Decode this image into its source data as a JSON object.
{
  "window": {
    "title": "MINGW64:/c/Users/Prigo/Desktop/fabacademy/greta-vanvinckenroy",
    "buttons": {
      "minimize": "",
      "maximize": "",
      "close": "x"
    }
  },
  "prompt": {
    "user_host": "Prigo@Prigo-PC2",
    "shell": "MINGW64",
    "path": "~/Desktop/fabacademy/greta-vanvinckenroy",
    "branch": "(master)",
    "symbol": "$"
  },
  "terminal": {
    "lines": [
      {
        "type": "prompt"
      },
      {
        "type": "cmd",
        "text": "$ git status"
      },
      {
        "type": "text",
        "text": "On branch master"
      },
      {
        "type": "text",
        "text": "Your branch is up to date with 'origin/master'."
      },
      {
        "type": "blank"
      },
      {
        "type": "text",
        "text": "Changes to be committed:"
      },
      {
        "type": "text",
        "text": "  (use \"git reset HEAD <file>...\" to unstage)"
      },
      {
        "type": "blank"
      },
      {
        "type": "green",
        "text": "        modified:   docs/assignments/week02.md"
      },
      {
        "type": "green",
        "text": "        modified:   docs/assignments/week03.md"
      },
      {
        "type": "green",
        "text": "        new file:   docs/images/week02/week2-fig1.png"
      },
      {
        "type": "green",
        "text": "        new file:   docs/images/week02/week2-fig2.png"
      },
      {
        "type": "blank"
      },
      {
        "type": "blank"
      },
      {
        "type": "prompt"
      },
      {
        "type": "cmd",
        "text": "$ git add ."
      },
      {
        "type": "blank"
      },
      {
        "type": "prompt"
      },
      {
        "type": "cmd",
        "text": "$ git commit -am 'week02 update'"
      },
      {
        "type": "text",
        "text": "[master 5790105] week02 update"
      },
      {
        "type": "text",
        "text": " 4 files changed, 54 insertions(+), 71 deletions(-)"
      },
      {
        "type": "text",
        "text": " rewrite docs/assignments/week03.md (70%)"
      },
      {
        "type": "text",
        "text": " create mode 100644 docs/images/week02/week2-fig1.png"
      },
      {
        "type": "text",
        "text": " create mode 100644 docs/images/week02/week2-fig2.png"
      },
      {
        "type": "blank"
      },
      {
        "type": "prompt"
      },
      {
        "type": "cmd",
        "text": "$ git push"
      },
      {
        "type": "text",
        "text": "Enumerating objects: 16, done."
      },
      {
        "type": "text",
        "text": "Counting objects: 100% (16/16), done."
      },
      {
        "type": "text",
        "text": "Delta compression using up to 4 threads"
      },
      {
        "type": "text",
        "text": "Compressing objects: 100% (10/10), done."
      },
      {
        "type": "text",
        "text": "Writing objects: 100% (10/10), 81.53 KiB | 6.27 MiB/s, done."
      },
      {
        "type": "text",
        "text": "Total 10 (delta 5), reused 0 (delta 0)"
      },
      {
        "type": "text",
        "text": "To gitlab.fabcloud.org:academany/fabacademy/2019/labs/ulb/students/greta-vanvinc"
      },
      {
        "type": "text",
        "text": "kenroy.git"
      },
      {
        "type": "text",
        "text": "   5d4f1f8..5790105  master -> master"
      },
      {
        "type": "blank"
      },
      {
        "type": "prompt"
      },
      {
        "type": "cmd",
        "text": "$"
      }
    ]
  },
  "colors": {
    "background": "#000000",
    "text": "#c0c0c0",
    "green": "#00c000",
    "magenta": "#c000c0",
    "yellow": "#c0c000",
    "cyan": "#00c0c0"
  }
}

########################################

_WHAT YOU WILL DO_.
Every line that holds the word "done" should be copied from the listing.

_WRITTEN ANSWER_.
        "text": "Enumerating objects: 16, done."
        "text": "Counting objects: 100% (16/16), done."
        "text": "Compressing objects: 100% (10/10), done."
        "text": "Writing objects: 100% (10/10), 81.53 KiB | 6.27 MiB/s, done."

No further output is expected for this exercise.